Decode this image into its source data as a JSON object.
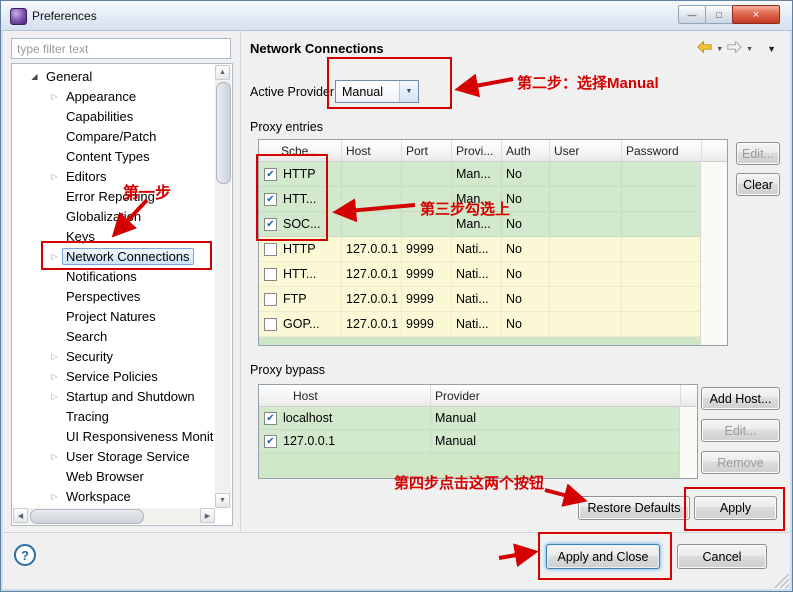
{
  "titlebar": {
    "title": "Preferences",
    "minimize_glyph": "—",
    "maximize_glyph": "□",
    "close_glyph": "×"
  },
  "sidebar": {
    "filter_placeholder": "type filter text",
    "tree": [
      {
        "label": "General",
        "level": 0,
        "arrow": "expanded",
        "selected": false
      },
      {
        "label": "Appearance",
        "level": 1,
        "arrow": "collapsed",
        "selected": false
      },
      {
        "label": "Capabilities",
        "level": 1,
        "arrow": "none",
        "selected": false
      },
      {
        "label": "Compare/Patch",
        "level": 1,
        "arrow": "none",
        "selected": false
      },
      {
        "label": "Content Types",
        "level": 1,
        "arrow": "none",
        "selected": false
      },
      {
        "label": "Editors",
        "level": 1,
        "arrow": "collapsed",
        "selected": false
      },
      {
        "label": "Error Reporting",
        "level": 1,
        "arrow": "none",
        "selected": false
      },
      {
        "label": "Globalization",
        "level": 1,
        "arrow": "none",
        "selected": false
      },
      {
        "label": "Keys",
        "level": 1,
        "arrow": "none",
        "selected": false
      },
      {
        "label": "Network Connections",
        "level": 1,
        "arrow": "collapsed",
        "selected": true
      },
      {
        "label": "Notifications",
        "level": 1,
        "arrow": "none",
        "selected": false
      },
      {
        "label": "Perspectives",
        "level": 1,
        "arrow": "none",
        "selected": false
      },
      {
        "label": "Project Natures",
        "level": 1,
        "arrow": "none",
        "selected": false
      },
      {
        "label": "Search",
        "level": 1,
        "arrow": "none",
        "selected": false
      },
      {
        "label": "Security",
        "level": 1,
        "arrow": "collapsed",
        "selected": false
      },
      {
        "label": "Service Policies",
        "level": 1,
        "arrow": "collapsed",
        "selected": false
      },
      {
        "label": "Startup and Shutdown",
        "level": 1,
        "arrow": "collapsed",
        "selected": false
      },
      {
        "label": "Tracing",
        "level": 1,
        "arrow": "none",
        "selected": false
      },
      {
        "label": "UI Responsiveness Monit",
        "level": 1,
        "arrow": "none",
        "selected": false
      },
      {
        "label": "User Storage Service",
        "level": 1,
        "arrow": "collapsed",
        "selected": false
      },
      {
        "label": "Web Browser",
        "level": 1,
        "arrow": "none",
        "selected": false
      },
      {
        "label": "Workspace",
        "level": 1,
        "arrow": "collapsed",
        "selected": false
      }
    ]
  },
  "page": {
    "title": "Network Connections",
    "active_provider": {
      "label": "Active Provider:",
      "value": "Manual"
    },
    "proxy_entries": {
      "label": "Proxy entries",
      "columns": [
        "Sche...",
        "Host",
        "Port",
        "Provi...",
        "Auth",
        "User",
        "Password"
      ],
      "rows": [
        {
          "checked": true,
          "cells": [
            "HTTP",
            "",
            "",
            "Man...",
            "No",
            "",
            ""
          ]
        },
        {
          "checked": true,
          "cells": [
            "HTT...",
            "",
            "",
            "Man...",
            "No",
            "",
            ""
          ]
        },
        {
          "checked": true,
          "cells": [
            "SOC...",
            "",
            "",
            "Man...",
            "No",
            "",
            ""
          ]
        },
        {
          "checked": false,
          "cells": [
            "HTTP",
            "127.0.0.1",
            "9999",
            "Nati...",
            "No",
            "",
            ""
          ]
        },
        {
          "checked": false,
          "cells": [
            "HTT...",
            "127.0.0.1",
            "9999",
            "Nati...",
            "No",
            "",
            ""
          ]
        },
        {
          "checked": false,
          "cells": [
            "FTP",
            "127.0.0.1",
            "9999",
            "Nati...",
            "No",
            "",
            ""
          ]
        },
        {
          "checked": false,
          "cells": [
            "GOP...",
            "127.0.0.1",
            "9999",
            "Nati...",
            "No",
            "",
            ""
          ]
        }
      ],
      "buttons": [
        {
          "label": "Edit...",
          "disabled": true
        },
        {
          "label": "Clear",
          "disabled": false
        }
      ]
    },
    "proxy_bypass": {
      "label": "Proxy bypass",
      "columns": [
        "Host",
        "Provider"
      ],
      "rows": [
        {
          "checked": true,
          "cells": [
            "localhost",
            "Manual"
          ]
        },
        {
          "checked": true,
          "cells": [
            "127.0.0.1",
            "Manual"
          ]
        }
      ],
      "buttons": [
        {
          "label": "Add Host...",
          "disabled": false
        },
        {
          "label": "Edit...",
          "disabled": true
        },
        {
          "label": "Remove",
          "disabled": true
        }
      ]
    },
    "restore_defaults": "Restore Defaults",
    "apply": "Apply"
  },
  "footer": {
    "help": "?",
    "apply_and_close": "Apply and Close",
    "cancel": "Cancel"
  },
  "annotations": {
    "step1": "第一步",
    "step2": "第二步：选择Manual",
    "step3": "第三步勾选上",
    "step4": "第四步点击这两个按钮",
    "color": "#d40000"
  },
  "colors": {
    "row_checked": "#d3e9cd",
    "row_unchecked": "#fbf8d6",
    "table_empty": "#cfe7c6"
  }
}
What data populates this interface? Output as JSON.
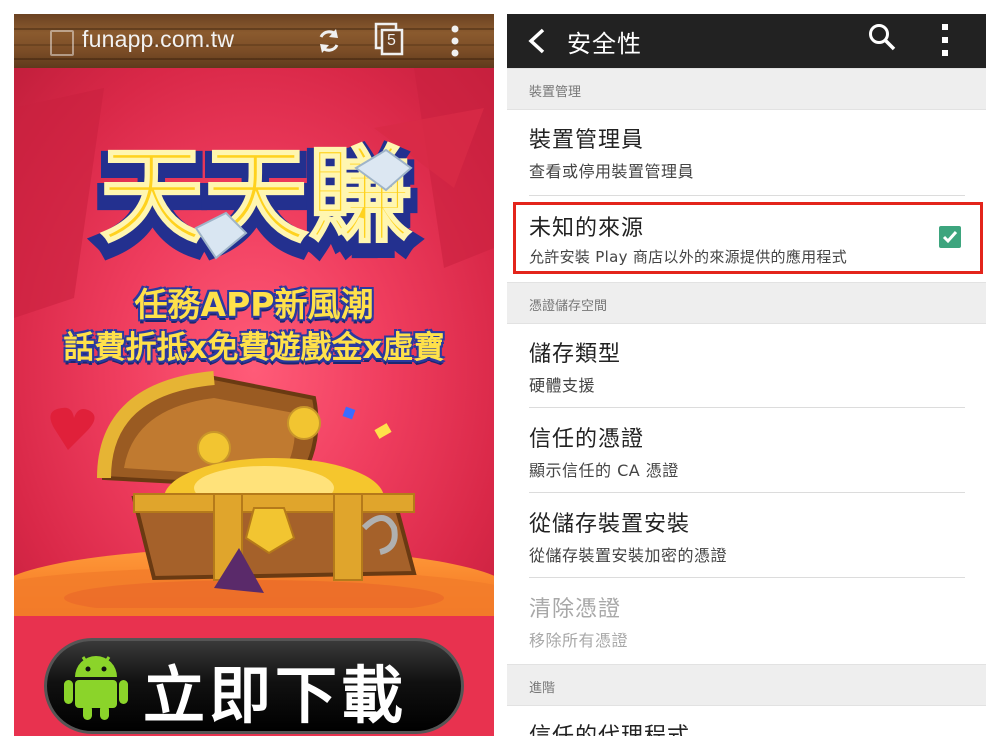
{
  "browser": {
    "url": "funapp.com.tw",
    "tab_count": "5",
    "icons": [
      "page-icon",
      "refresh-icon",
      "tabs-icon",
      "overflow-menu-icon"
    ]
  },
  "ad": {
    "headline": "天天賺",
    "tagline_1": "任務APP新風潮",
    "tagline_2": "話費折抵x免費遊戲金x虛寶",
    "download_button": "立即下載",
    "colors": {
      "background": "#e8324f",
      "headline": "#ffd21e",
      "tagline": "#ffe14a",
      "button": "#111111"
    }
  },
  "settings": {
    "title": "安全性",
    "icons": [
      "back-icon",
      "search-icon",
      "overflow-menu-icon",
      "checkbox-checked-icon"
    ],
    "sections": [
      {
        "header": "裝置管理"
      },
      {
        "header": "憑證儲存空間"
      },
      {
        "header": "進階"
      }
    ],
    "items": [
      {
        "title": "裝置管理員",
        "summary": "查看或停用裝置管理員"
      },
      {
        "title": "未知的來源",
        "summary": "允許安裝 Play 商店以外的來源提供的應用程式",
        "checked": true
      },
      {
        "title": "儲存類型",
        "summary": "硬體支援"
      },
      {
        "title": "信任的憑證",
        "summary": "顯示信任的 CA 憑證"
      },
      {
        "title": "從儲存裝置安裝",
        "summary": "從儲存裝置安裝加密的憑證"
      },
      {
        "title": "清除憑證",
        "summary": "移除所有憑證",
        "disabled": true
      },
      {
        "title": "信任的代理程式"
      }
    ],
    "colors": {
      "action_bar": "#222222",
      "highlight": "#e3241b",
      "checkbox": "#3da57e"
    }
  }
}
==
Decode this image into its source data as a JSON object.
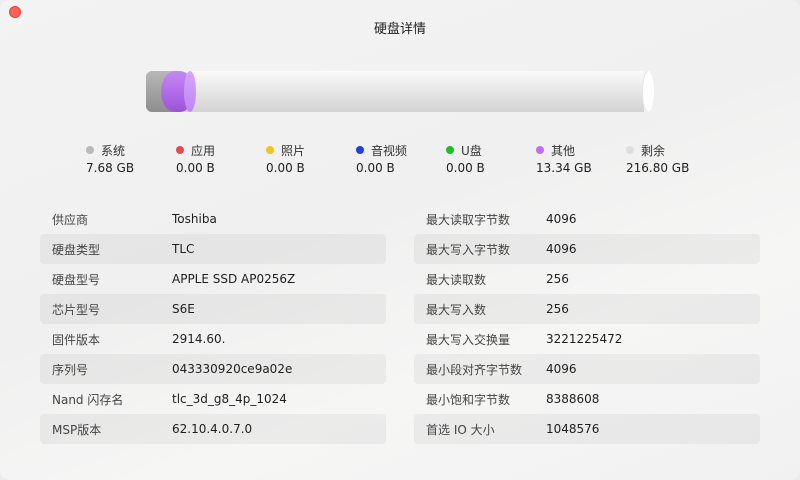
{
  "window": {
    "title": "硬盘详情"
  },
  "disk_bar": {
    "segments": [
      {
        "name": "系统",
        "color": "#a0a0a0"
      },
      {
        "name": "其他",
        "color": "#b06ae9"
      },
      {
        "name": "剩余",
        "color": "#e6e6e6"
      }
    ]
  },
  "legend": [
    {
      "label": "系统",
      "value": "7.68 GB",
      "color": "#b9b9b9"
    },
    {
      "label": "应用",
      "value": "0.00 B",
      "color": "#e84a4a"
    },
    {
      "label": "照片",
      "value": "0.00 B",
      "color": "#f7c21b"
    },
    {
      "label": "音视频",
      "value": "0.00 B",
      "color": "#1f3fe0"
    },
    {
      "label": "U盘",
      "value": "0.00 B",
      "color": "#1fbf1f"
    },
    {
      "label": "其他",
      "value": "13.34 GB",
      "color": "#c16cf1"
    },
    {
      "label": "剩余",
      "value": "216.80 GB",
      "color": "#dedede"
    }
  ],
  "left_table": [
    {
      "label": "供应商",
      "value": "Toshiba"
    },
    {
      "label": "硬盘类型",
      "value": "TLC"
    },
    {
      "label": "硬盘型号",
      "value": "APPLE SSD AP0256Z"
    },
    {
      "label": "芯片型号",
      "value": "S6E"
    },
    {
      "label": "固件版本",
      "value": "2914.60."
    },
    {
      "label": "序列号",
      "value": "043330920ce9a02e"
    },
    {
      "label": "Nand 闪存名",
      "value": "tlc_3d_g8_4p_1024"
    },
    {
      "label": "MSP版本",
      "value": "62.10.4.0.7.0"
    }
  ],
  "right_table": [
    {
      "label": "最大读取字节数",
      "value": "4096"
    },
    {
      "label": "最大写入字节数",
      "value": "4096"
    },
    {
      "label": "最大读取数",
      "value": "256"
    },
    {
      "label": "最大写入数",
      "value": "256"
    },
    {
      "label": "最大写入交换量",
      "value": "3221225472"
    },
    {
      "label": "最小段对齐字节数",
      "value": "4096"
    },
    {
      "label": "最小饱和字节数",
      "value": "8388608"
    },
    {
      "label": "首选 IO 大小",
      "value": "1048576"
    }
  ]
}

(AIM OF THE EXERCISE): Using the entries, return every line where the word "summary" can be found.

(SOLUTION TO THE PROBLEM):
        "summary": "查看或停用裝置管理員"
        "summary": "允許安裝 Play 商店以外的來源提供的應用程式",
        "summary": "硬體支援"
        "summary": "顯示信任的 CA 憑證"
        "summary": "從儲存裝置安裝加密的憑證"
        "summary": "移除所有憑證",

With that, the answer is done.